The next and final step to enter mainstream graphics programming was when I finally managed to buy an Athlon XP with a GeForce 2MX when I was at about 17. After this it was like an avalanche. I wanted to learn more and to make more advanced graphics. I still worked with Delphi, but now planned to make a rendering engine with compelling graphics. As the time to go to university arrived, I had to put this project on hold.
In the end of Summer 2005 I moved to Debrecen, Hungary, where I started my university studies as a software designer. Here I’ve learned many other technologies which were emerging at that time, in particular the Java world and web development. Java and all related things are still not my personal favorites and I always try to avoid it by any means, but I’ll talk about the topic later in another article. However, web development caught my attention, in particular I started to work at a web hosting and web application development company beside continuing the university. Here I met HTML, CSS, MySQL and related technologies as well as PHP that is still one of my favorite programming languages. It was really good to work on bigger projects.

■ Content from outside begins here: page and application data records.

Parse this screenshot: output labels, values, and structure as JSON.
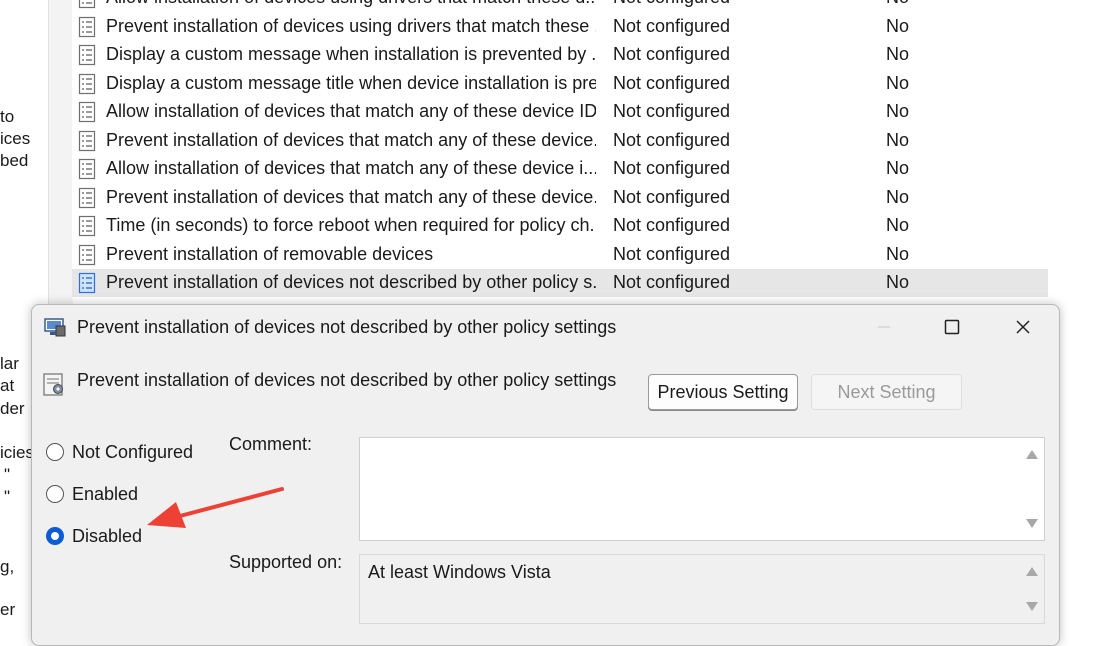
{
  "background_fragments": [
    {
      "text": "to"
    },
    {
      "text": "ices"
    },
    {
      "text": "bed"
    },
    {
      "text": "lar"
    },
    {
      "text": "at"
    },
    {
      "text": "der"
    },
    {
      "text": "icies"
    },
    {
      "text": "\""
    },
    {
      "text": "\""
    },
    {
      "text": "g,"
    },
    {
      "text": "er"
    }
  ],
  "policy_list": {
    "rows": [
      {
        "name": "Allow installation of devices using drivers that match these d...",
        "state": "Not configured",
        "comment": "No"
      },
      {
        "name": "Prevent installation of devices using drivers that match these ...",
        "state": "Not configured",
        "comment": "No"
      },
      {
        "name": "Display a custom message when installation is prevented by ...",
        "state": "Not configured",
        "comment": "No"
      },
      {
        "name": "Display a custom message title when device installation is pre...",
        "state": "Not configured",
        "comment": "No"
      },
      {
        "name": "Allow installation of devices that match any of these device IDs",
        "state": "Not configured",
        "comment": "No"
      },
      {
        "name": "Prevent installation of devices that match any of these device...",
        "state": "Not configured",
        "comment": "No"
      },
      {
        "name": "Allow installation of devices that match any of these device i...",
        "state": "Not configured",
        "comment": "No"
      },
      {
        "name": "Prevent installation of devices that match any of these device...",
        "state": "Not configured",
        "comment": "No"
      },
      {
        "name": "Time (in seconds) to force reboot when required for policy ch...",
        "state": "Not configured",
        "comment": "No"
      },
      {
        "name": "Prevent installation of removable devices",
        "state": "Not configured",
        "comment": "No"
      },
      {
        "name": "Prevent installation of devices not described by other policy s...",
        "state": "Not configured",
        "comment": "No",
        "selected": true
      }
    ]
  },
  "dialog": {
    "window_title": "Prevent installation of devices not described by other policy settings",
    "header_title": "Prevent installation of devices not described by other policy settings",
    "previous_button": "Previous Setting",
    "next_button": "Next Setting",
    "options": {
      "not_configured": "Not Configured",
      "enabled": "Enabled",
      "disabled": "Disabled",
      "selected": "Disabled"
    },
    "comment_label": "Comment:",
    "comment_value": "",
    "supported_label": "Supported on:",
    "supported_value": "At least Windows Vista"
  },
  "colors": {
    "accent": "#0b5cd6",
    "arrow": "#ee4135",
    "selected_row": "#e6e6e6",
    "dialog_bg": "#f0f0f0"
  },
  "icons": {
    "policy_row": "policy-setting-icon",
    "dialog": "group-policy-window-icon",
    "header": "policy-settings-icon",
    "annotation": "red-arrow"
  }
}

My career as a web developer peaked at Summer 2007 when my company requested me to make a content management system called Weble. Some design conceptions were already planned by my boss at that time, but I got free hands to change and evolve that in any way. This resulted in a very powerful but yet quite immature CMS that I’m still proud of, especially because it took me less then two months to make it. It heavily used the native reflection of PHP and it is even has the power to be self-defined, aka the whole CMS can be made in theory using the CMS itself. Unfortunately, after a few months web development was suspended in the company and as a result the Weble project was abandoned.

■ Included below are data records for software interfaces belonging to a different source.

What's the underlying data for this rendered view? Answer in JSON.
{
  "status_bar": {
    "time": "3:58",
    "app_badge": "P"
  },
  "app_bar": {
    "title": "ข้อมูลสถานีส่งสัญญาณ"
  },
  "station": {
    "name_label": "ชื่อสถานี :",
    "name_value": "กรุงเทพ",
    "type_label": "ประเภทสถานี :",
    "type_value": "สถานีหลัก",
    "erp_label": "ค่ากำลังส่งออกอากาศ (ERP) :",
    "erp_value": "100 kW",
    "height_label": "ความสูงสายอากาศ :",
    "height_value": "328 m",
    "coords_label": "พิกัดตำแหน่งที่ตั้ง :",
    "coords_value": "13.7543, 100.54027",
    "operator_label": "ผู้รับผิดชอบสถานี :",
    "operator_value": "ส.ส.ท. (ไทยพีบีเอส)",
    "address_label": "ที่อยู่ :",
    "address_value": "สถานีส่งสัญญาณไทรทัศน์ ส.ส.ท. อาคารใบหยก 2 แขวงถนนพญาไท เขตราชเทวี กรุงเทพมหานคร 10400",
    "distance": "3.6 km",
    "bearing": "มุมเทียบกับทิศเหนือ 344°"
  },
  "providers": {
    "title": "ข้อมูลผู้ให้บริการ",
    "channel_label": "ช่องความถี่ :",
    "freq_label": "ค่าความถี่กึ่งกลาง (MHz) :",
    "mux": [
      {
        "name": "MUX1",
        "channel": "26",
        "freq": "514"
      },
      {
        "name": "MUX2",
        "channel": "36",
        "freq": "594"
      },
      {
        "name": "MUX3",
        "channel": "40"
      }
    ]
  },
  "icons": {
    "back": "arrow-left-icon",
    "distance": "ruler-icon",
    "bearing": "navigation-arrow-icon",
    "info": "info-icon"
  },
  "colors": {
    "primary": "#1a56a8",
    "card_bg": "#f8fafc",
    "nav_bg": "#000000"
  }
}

At the end of 2009, I’ve started a private project which involved the creation of a game with state-of-the-art graphics and online gameplay. This was my first encounter with real-time physics simulation frameworks. First I’ve played with ODE then moved to Newton Game Dynamics as it seemed more mature and efficient. Since that I also used Bullet for some time but my final choice was still Newton as it was the easiest to use. Even if I progressed with the game quite slowly due to the lack of time to work on it, I’ve managed to achieve some goals but finally after half year I had to abandon the project because of some changes in my life.
In June 2008 I’ve finished my BSc degree and I got a good offer from a multinational telecommunication company, so I left my previous job and moved to Budapest. Here I learned many things, but not so much related to programming itself. However, it was still a very good learning experience from point of view of development of huge softwares and project management as I faced how different is to work on a system that is more than 20 years old, together with thousands of other people around the world.
I skipped one year, but I got back to the University of Debrecen to start my MSc degree in 2009. Now I’m doing my studies and still work at the telecommunication company as a software developer. Anyway, I’m still a graphics and game programming fanatic and probably in the near future I’ll change the direction of my career towards this goal, but no matter my job is I was, I do and I will develop graphics applications as this is my passion.
I hope you enjoyed my story!
Please look around my blog and if you find any information on it useful or you have ideas or topics about what you would like me to talk then please let me know.